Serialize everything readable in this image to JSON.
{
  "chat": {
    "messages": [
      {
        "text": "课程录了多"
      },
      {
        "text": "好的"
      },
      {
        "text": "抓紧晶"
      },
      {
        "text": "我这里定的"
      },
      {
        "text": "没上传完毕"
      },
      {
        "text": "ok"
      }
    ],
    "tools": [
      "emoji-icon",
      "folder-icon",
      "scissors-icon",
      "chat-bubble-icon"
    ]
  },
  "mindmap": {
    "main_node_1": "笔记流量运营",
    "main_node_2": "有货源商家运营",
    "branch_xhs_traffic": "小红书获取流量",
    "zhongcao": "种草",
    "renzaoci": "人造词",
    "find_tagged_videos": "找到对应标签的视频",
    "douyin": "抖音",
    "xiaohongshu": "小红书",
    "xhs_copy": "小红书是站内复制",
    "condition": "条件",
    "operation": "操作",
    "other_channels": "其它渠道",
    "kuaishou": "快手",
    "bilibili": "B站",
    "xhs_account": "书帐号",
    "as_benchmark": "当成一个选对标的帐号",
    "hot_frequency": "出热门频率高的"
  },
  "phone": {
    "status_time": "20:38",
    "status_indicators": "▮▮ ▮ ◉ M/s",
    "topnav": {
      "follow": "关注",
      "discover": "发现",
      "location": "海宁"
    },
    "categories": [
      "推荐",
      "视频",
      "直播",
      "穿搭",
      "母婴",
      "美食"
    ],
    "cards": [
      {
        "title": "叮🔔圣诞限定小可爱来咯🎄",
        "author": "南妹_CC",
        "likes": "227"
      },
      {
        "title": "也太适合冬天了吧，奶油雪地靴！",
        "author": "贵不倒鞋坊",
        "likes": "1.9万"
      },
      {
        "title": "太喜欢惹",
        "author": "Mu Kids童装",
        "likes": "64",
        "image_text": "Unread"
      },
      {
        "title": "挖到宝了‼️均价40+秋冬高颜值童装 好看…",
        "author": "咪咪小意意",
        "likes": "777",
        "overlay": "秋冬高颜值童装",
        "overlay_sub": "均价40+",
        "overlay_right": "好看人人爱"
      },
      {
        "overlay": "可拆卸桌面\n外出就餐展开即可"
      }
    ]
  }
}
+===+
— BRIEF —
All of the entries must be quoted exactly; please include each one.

— TASK RESPONSE —
Serialize everything readable in this image to JSON.
{
  "chat": {
    "messages": [
      {
        "text": "课程录了多"
      },
      {
        "text": "好的"
      },
      {
        "text": "抓紧晶"
      },
      {
        "text": "我这里定的"
      },
      {
        "text": "没上传完毕"
      },
      {
        "text": "ok"
      }
    ],
    "tools": [
      "emoji-icon",
      "folder-icon",
      "scissors-icon",
      "chat-bubble-icon"
    ]
  },
  "mindmap": {
    "main_node_1": "笔记流量运营",
    "main_node_2": "有货源商家运营",
    "branch_xhs_traffic": "小红书获取流量",
    "zhongcao": "种草",
    "renzaoci": "人造词",
    "find_tagged_videos": "找到对应标签的视频",
    "douyin": "抖音",
    "xiaohongshu": "小红书",
    "xhs_copy": "小红书是站内复制",
    "condition": "条件",
    "operation": "操作",
    "other_channels": "其它渠道",
    "kuaishou": "快手",
    "bilibili": "B站",
    "xhs_account": "书帐号",
    "as_benchmark": "当成一个选对标的帐号",
    "hot_frequency": "出热门频率高的"
  },
  "phone": {
    "status_time": "20:38",
    "status_indicators": "▮▮ ▮ ◉ M/s",
    "topnav": {
      "follow": "关注",
      "discover": "发现",
      "location": "海宁"
    },
    "categories": [
      "推荐",
      "视频",
      "直播",
      "穿搭",
      "母婴",
      "美食"
    ],
    "cards": [
      {
        "title": "叮🔔圣诞限定小可爱来咯🎄",
        "author": "南妹_CC",
        "likes": "227"
      },
      {
        "title": "也太适合冬天了吧，奶油雪地靴！",
        "author": "贵不倒鞋坊",
        "likes": "1.9万"
      },
      {
        "title": "太喜欢惹",
        "author": "Mu Kids童装",
        "likes": "64",
        "image_text": "Unread"
      },
      {
        "title": "挖到宝了‼️均价40+秋冬高颜值童装 好看…",
        "author": "咪咪小意意",
        "likes": "777",
        "overlay": "秋冬高颜值童装",
        "overlay_sub": "均价40+",
        "overlay_right": "好看人人爱"
      },
      {
        "overlay": "可拆卸桌面\n外出就餐展开即可"
      }
    ]
  }
}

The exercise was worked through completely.